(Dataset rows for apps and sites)
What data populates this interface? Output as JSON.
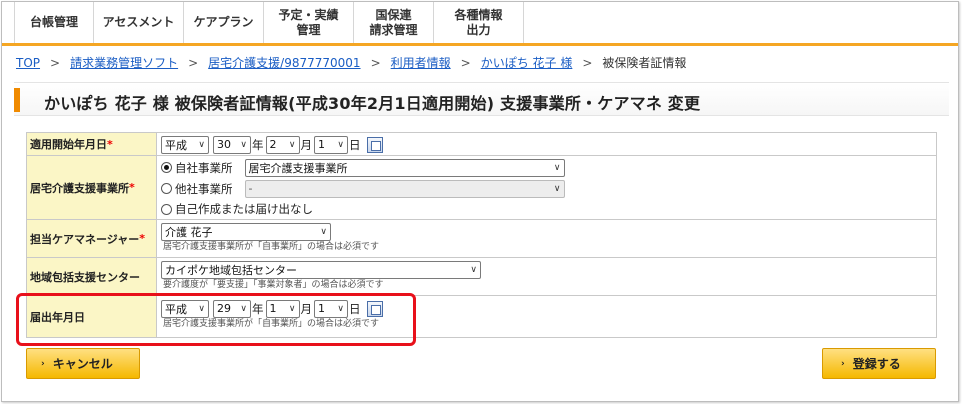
{
  "menu": {
    "items": [
      {
        "label": "台帳管理"
      },
      {
        "label": "アセスメント"
      },
      {
        "label": "ケアプラン"
      },
      {
        "label": "予定・実績\n管理"
      },
      {
        "label": "国保連\n請求管理"
      },
      {
        "label": "各種情報\n出力"
      }
    ]
  },
  "breadcrumb": {
    "items": [
      "TOP",
      "請求業務管理ソフト",
      "居宅介護支援/9877770001",
      "利用者情報",
      "かいぽち 花子 様"
    ],
    "separator": ">",
    "current": "被保険者証情報"
  },
  "page": {
    "title": "かいぽち 花子 様 被保険者証情報(平成30年2月1日適用開始)  支援事業所・ケアマネ  変更"
  },
  "form": {
    "required_mark": "*",
    "start_date": {
      "label": "適用開始年月日",
      "era": "平成",
      "year": "30",
      "year_unit": "年",
      "month": "2",
      "month_unit": "月",
      "day": "1",
      "day_unit": "日"
    },
    "office": {
      "label": "居宅介護支援事業所",
      "own_label": "自社事業所",
      "own_value": "居宅介護支援事業所",
      "other_label": "他社事業所",
      "other_value": "-",
      "self_label": "自己作成または届け出なし"
    },
    "care_manager": {
      "label": "担当ケアマネージャー",
      "value": "介護 花子",
      "note": "居宅介護支援事業所が「自事業所」の場合は必須です"
    },
    "support_center": {
      "label": "地域包括支援センター",
      "value": "カイポケ地域包括センター",
      "note": "要介護度が「要支援」「事業対象者」の場合は必須です"
    },
    "notify_date": {
      "label": "届出年月日",
      "era": "平成",
      "year": "29",
      "year_unit": "年",
      "month": "1",
      "month_unit": "月",
      "day": "1",
      "day_unit": "日",
      "note": "居宅介護支援事業所が「自事業所」の場合は必須です"
    }
  },
  "buttons": {
    "cancel": "キャンセル",
    "register": "登録する",
    "arrow": "›"
  },
  "colors": {
    "accent": "#f5a623",
    "title_accent": "#f08a00",
    "label_bg": "#fbf6c6",
    "required": "#ee0000",
    "highlight": "#e8101a",
    "button": "#f5b800",
    "link": "#1a5dc4"
  }
}
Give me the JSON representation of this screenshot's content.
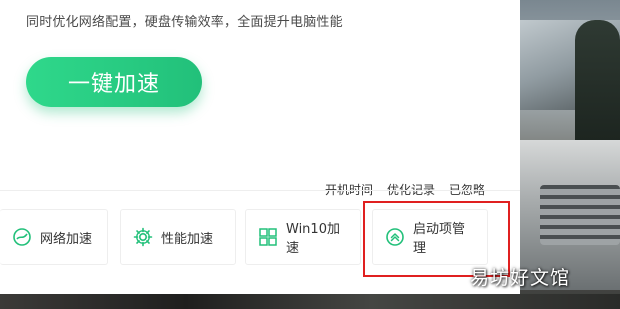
{
  "panel": {
    "subtitle": "同时优化网络配置，硬盘传输效率，全面提升电脑性能",
    "speed_button": "一键加速"
  },
  "links": [
    "开机时间",
    "优化记录",
    "已忽略"
  ],
  "tiles": [
    {
      "label": "网络加速",
      "icon": "network-icon"
    },
    {
      "label": "性能加速",
      "icon": "gear-icon"
    },
    {
      "label": "Win10加速",
      "icon": "windows-icon"
    },
    {
      "label": "启动项管理",
      "icon": "chevron-up-circle-icon"
    }
  ],
  "watermark": "易坊好文馆",
  "colors": {
    "accent": "#22c07a",
    "highlight": "#e02020"
  }
}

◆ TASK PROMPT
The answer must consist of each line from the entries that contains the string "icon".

◆ TASK RESULT
      "icon": "network-icon"
      "icon": "gear-icon"
      "icon": "windows-icon"
      "icon": "chevron-up-circle-icon"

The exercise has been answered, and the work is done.